[v] Sotiri, M, McGee, P, & Baldry, E (2012) No End in Sight. The Imprisonment and Indefinite Detention of Indigenous Australians with a Cognitive Impairment.
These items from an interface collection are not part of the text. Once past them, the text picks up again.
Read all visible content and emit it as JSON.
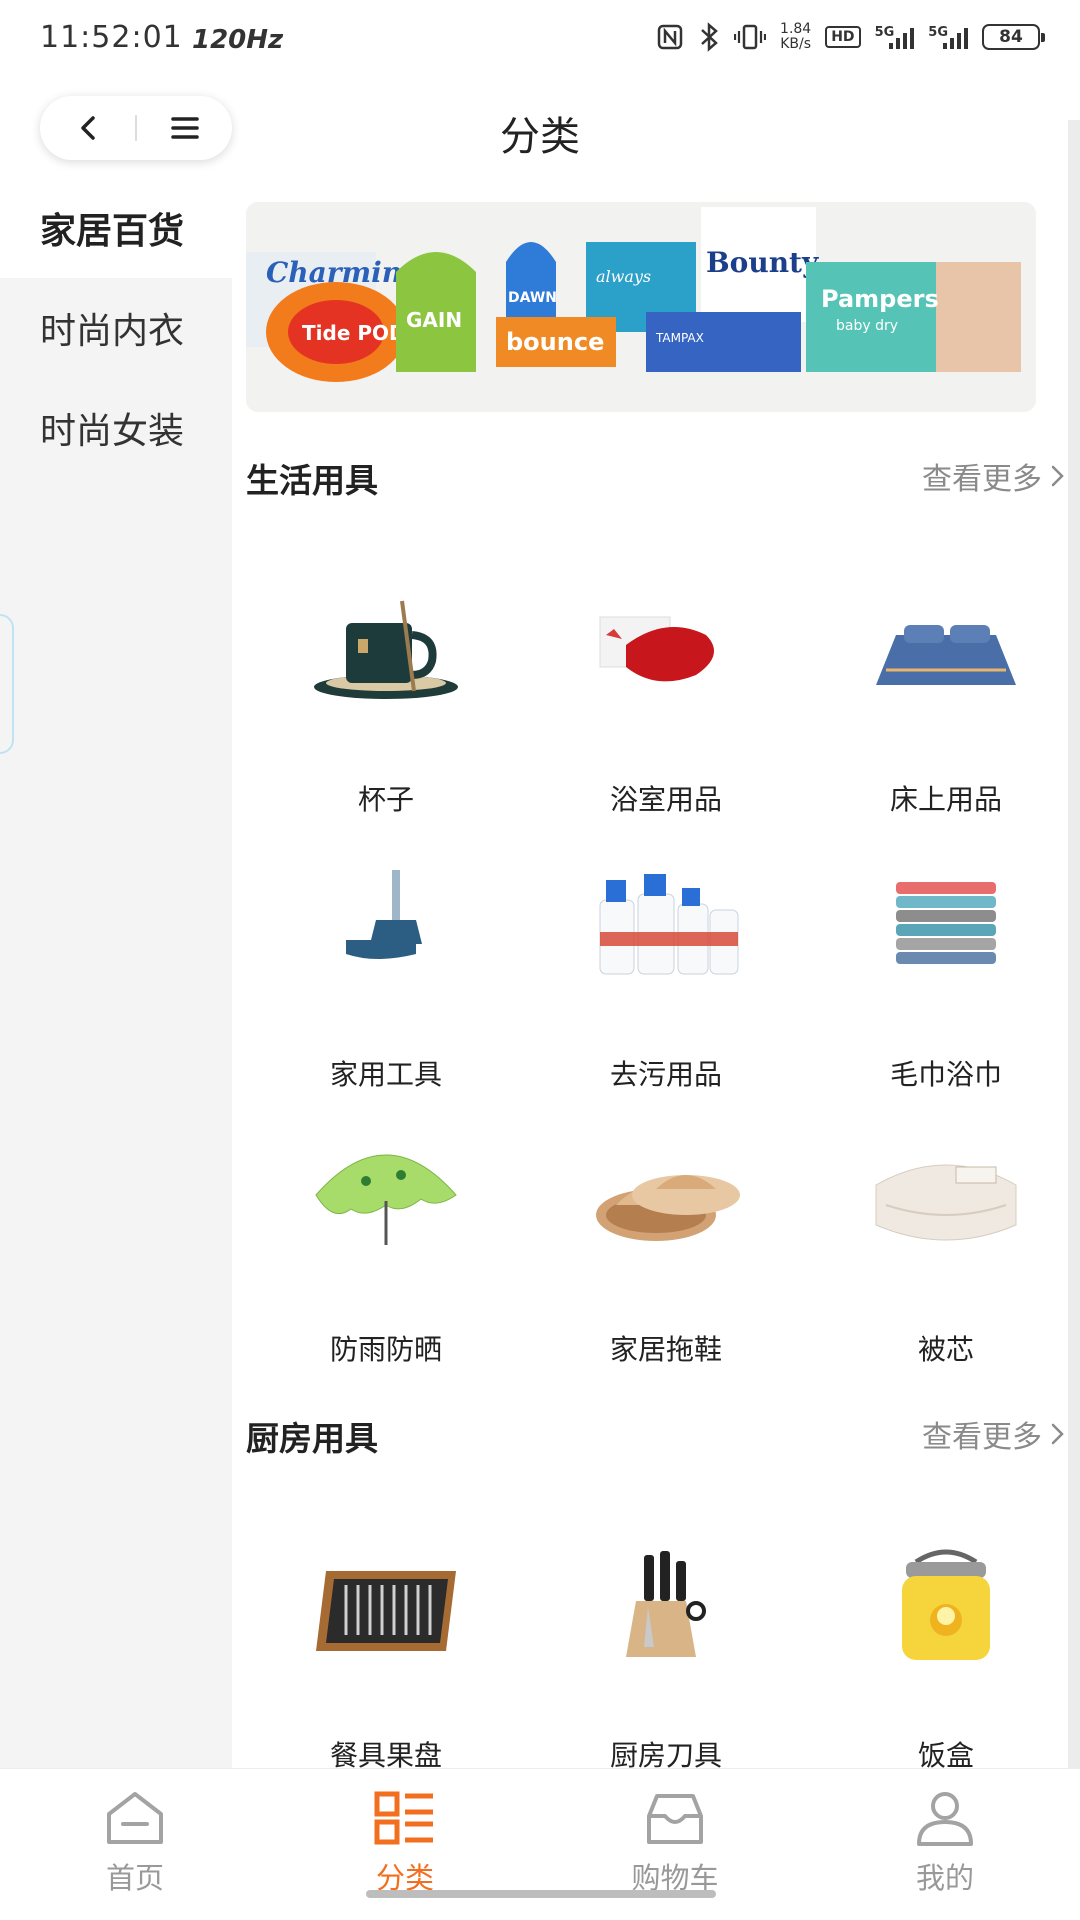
{
  "status_bar": {
    "time": "11:52:01",
    "refresh_rate": "120Hz",
    "net_speed_value": "1.84",
    "net_speed_unit": "KB/s",
    "hd_label": "HD",
    "signal_label_1": "5G",
    "signal_label_2": "5G",
    "battery": "84"
  },
  "header": {
    "title": "分类",
    "back_icon": "chevron-left-icon",
    "menu_icon": "hamburger-menu-icon"
  },
  "sidebar": {
    "items": [
      {
        "label": "家居百货",
        "active": true
      },
      {
        "label": "时尚内衣",
        "active": false
      },
      {
        "label": "时尚女装",
        "active": false
      }
    ]
  },
  "banner": {
    "brands": [
      "Charmin",
      "Tide PODS",
      "GAIN",
      "DAWN",
      "always",
      "bounce",
      "Bounty",
      "TAMPAX",
      "Pampers",
      "baby dry"
    ]
  },
  "sections": [
    {
      "title": "生活用具",
      "more_label": "查看更多",
      "items": [
        {
          "label": "杯子",
          "icon": "mug-icon"
        },
        {
          "label": "浴室用品",
          "icon": "soap-icon"
        },
        {
          "label": "床上用品",
          "icon": "bedding-icon"
        },
        {
          "label": "家用工具",
          "icon": "broom-dustpan-icon"
        },
        {
          "label": "去污用品",
          "icon": "spray-bottle-icon"
        },
        {
          "label": "毛巾浴巾",
          "icon": "towels-icon"
        },
        {
          "label": "防雨防晒",
          "icon": "umbrella-icon"
        },
        {
          "label": "家居拖鞋",
          "icon": "slippers-icon"
        },
        {
          "label": "被芯",
          "icon": "quilt-icon"
        }
      ]
    },
    {
      "title": "厨房用具",
      "more_label": "查看更多",
      "items": [
        {
          "label": "餐具果盘",
          "icon": "cutlery-case-icon"
        },
        {
          "label": "厨房刀具",
          "icon": "knife-block-icon"
        },
        {
          "label": "饭盒",
          "icon": "lunch-box-icon"
        }
      ]
    }
  ],
  "bottom_nav": {
    "items": [
      {
        "label": "首页",
        "icon": "home-icon",
        "active": false
      },
      {
        "label": "分类",
        "icon": "category-icon",
        "active": true
      },
      {
        "label": "购物车",
        "icon": "cart-box-icon",
        "active": false
      },
      {
        "label": "我的",
        "icon": "user-icon",
        "active": false
      }
    ]
  },
  "colors": {
    "accent": "#f36f20",
    "inactive": "#999999",
    "sidebar_bg": "#f4f4f4",
    "highlight": "#f6b56b"
  }
}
Sydney: University of NSW. See also Eileen Baldry, Ruth McCausland, Leanne Dowse, Elizabeth McEntyre, A predictable and preventable path: Aboriginal people with mental and cognitive disabilities in the criminal justice system, UNSW, October 2015, 104, available at https://www.mhdcd.unsw.edu.au/sites/www.mhdcd.unsw.edu.au/files/u18/pdf/a_predictable_and_preventable_path_2nov15.pdf (accessed 31 July 2017).
[vi] KA, KB, KC and KD v Commonwealth (Department of Prime Minister and Cabinet, Department of Social Services, Attorney-General’s Department)  AusHRC 80
[vii] Australian Law Reform Commission, Equality, Capacity and Disability in Commonwealth Laws, ALRC Report 124 (2014).
[viii] Community Affairs References Committee, ‘Indefinite Detention of people with cognitive and psychiatric impairment in Australia’, Commonwealth of Australia, 2016, http://www.aph.gov.au/Parliamentary_Business/Committees/Senate/Community_Affairs/IndefiniteDetention45/Report
[ix] ‘Universal Periodic Review – Australia’s opening statement’, delivered to the UPR Working Group for Australian’s second UPR, 9 November 2015, https://www.ag.gov.au/RightsAndProtections/HumanRights/United-Nations-Human-Rights-Reporting/Pages/Australias-Universal-Periodic-Review.aspx
[x] Committee on Economic, Social and Cultural Rights, ‘List of issues in relation to the fifth periodic report of Australia, Addendum, Replies of Australia to the list of issues, 61st sess, UN Doc E/C.12/AUS/Q/5/Add.1, 29 May-23 June2017, paras 133 – 134.
[xi] Committee on the Rights of Persons with Disabilities, Concluding observations on the initial report of Australia, adopted by the Committee at its tenth session (2-13 September 2013), UN Doc CRPD/C/AUS/CO/1, paras 31-32.
Last updated: March 2018